THE BOY WHO WOULD BE ASIAN
nytheatre.com review by Stacey Reed
The Boy Who Would Be Asian, presented by The Dorky Theater, is
the wacky journey of a Boy who has been shaped by the video games of his
past. From wild fight scenes with "imaginary ninjas" to choreographed
episodes with drug-induced "inner demons," this show is quite a ride.
August 15, 2003
It begins with a conversation between the Boy (John Chou) and a narrator-type played by Ryan McWilliams. Here, it is revealed that the Boy is on a quest to learn how to make an Asian dish to honor his dead father. He hops a plane to Neo-Shaolin, where he is seated next to Sniper1 (Adam Yorca), who is in search of a Magic Mushroom. They become fast friends despite themselves and set off together.
My favorite moment happens on board the flight to Neo-Shaolin, where Marina Libel is stellar as a deadpan flight attendant on a kooky airline. Libel deserves much more stage time than she’s given.
Once in Neo-Shaolin, the Boy and Sniper1 meet Bad Guy (Michael Arauz), a good-natured drug dealer who is trying to save enough cash to get back to the States. He is also searching for the Magic Mushroom of Neo-Shaolin and Super Mario Brothers lore.
The high points of this production are those involving the ensemble, including many excellently choreographed fight scenes. Another highlight was an entertaining interlude set to Michael Jackson’s "Thriller."

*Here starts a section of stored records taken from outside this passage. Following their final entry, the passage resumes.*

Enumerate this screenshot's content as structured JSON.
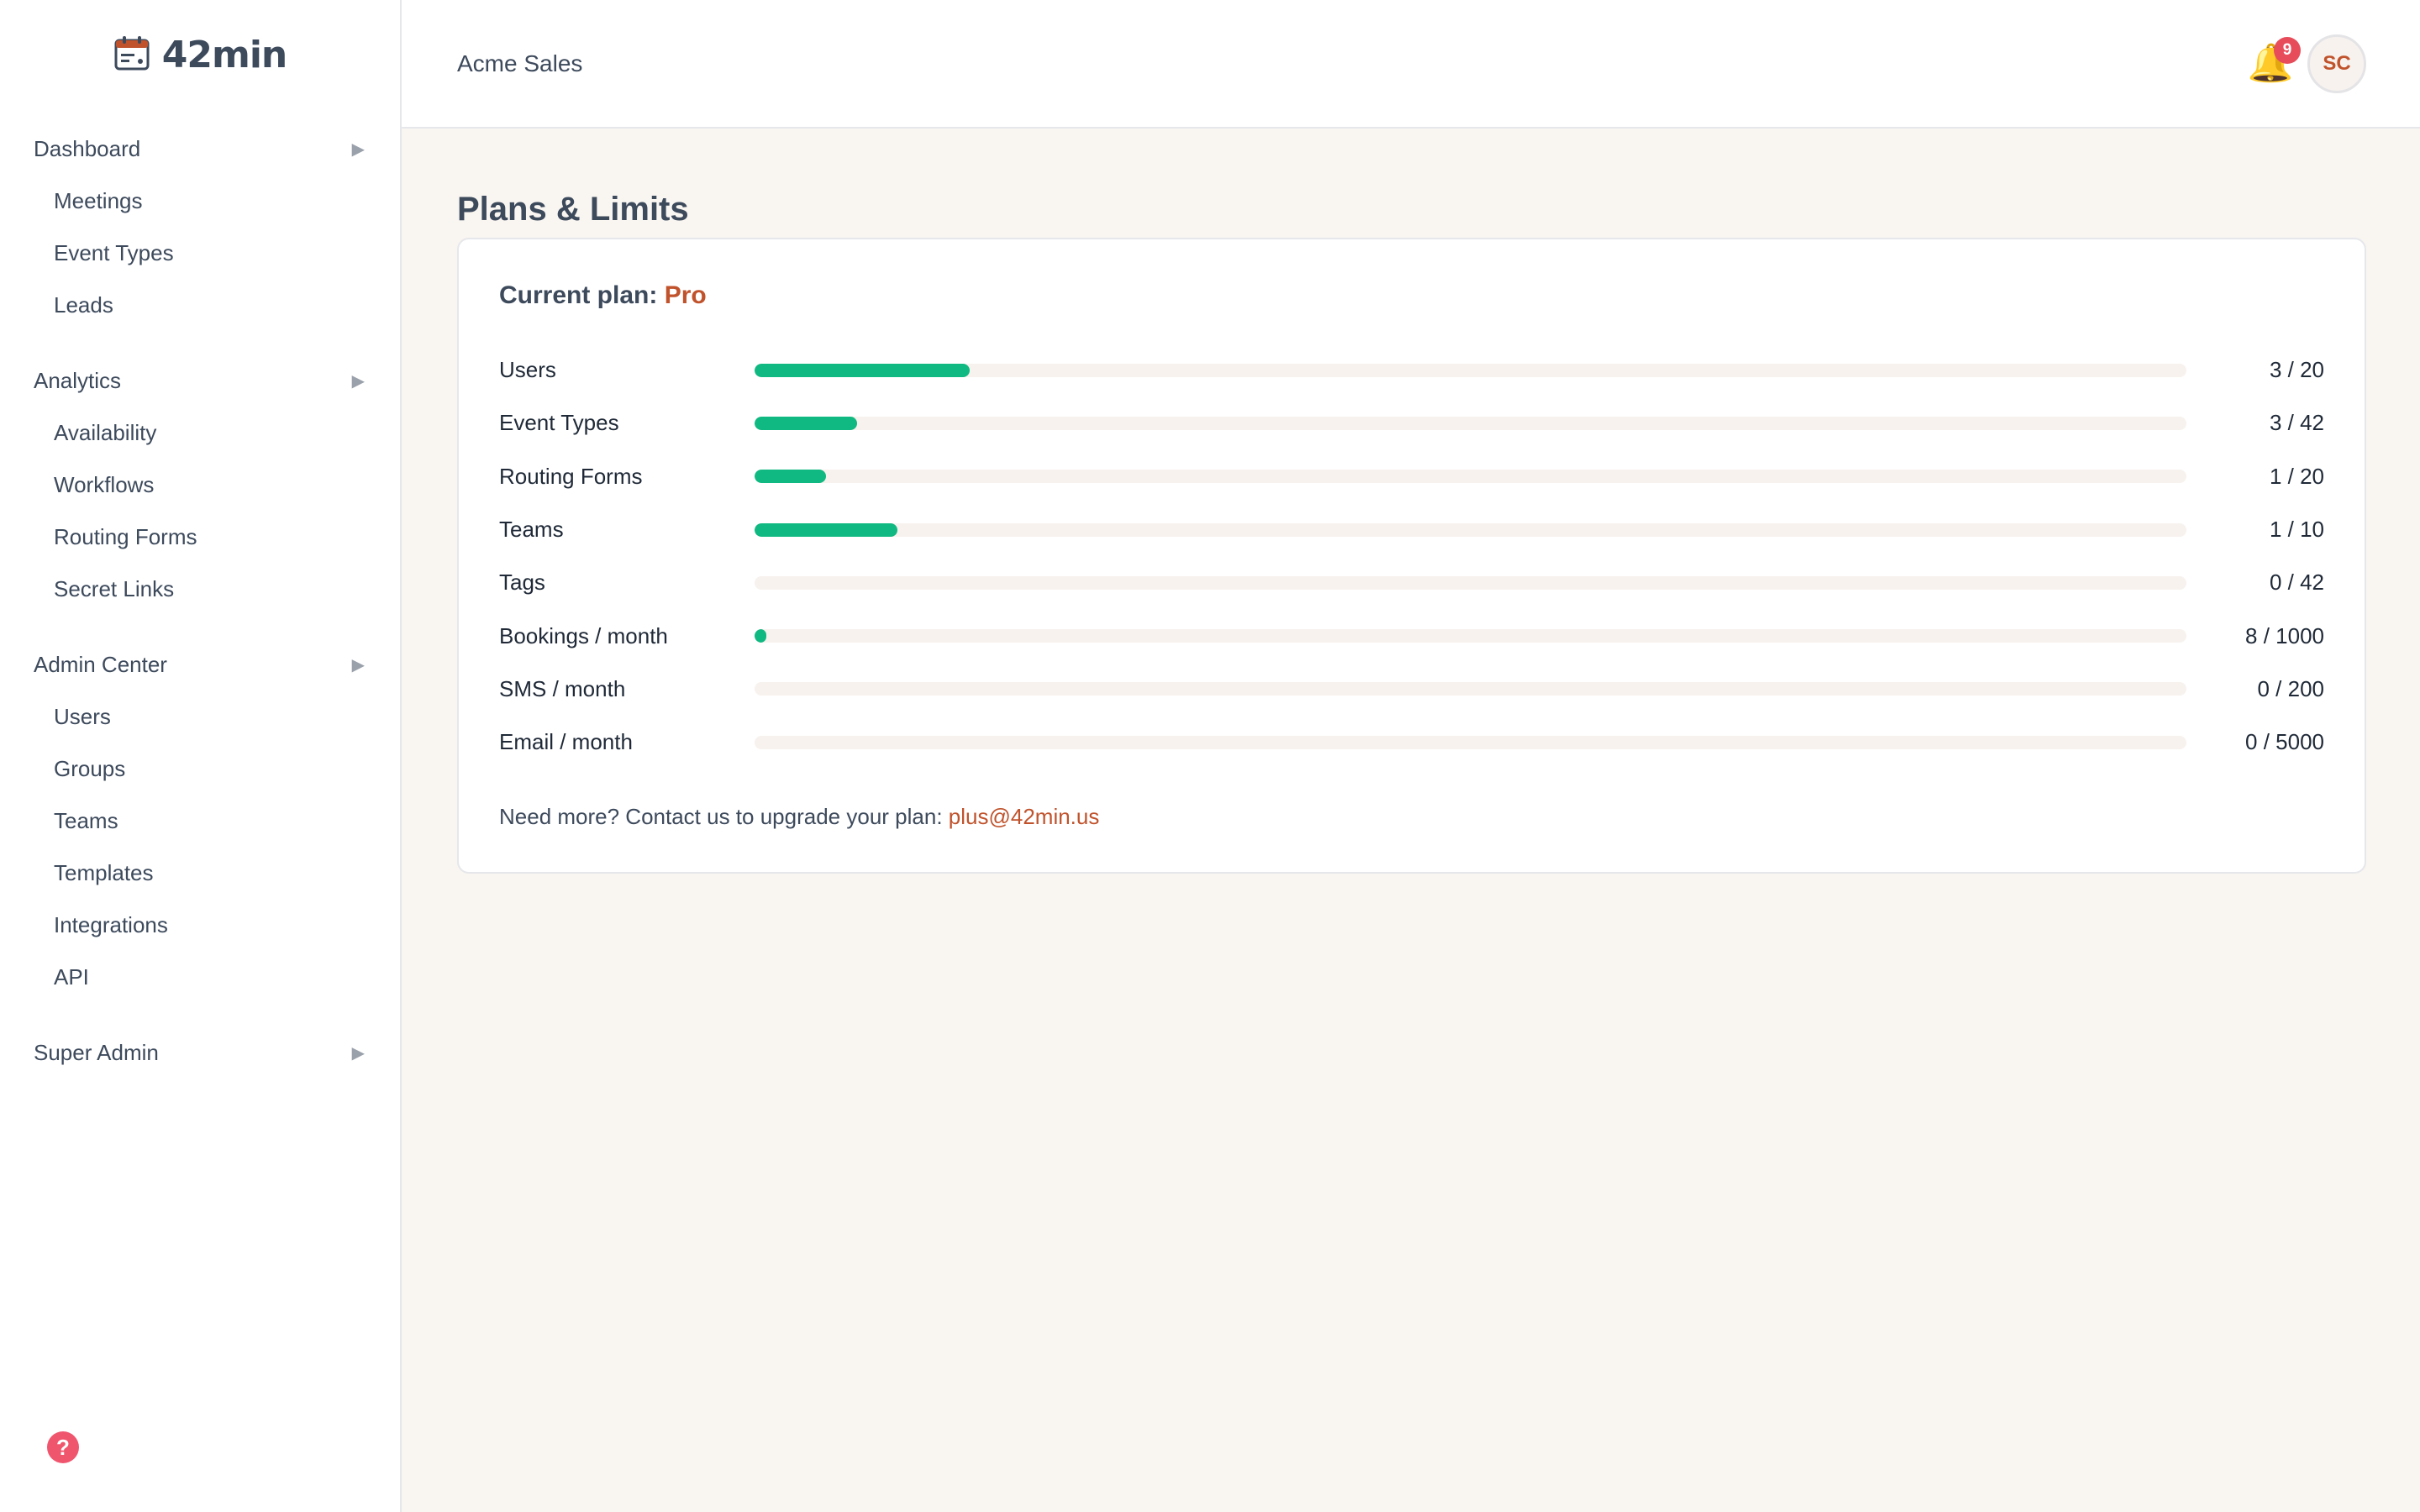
{
  "brand": {
    "name": "42min",
    "icon": "calendar-icon"
  },
  "sidebar": {
    "sections": [
      {
        "label": "Dashboard",
        "items": [
          "Meetings",
          "Event Types",
          "Leads"
        ]
      },
      {
        "label": "Analytics",
        "items": [
          "Availability",
          "Workflows",
          "Routing Forms",
          "Secret Links"
        ]
      },
      {
        "label": "Admin Center",
        "items": [
          "Users",
          "Groups",
          "Teams",
          "Templates",
          "Integrations",
          "API"
        ]
      },
      {
        "label": "Super Admin",
        "items": []
      }
    ],
    "help_icon": "question-icon"
  },
  "header": {
    "org_name": "Acme Sales",
    "notification_count": "9",
    "avatar_initials": "SC"
  },
  "page": {
    "title": "Plans & Limits",
    "plan_prefix": "Current plan:",
    "plan_name": "Pro",
    "limits": [
      {
        "label": "Users",
        "used": 3,
        "max": 20,
        "value": "3 / 20"
      },
      {
        "label": "Event Types",
        "used": 3,
        "max": 42,
        "value": "3 / 42"
      },
      {
        "label": "Routing Forms",
        "used": 1,
        "max": 20,
        "value": "1 / 20"
      },
      {
        "label": "Teams",
        "used": 1,
        "max": 10,
        "value": "1 / 10"
      },
      {
        "label": "Tags",
        "used": 0,
        "max": 42,
        "value": "0 / 42"
      },
      {
        "label": "Bookings / month",
        "used": 8,
        "max": 1000,
        "value": "8 / 1000"
      },
      {
        "label": "SMS / month",
        "used": 0,
        "max": 200,
        "value": "0 / 200"
      },
      {
        "label": "Email / month",
        "used": 0,
        "max": 5000,
        "value": "0 / 5000"
      }
    ],
    "footer_text": "Need more? Contact us to upgrade your plan:",
    "footer_email": "plus@42min.us"
  },
  "colors": {
    "accent": "#c0532c",
    "progress": "#10b981",
    "text": "#3d4a5c",
    "badge": "#e74c5a",
    "help": "#f0556e"
  }
}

I wanted more characterization on stage. Much as the scenes themselves feel repetitive, the characters all seem like identical paper dolls cut out of writer/director Eddie Kim’s journal. Between their musings on drugs and their nostalgia for their video game-ridden pasts, there is not much besides costumes to keep these characters straight. Cheers to costumer Liam O’Rourke for outfitting this cast in a simple, yet inventive fashion.
There are few established relationships. Much of the script is delivered in monologue form, and even in scenes involving two or more actors, lines are often delivered directly to the audience. The only solid relationship I witnessed was between Arauz’s character and Girl (Diana Buirski) in a series of flashbacks.
In a nutshell, see this show if you were glued to the TV playing video games for a good part of your young adulthood. Ridden with references to Contra, Mortal Kombat and Street Fighter, I think this show has great potential, but it’s not quite there yet.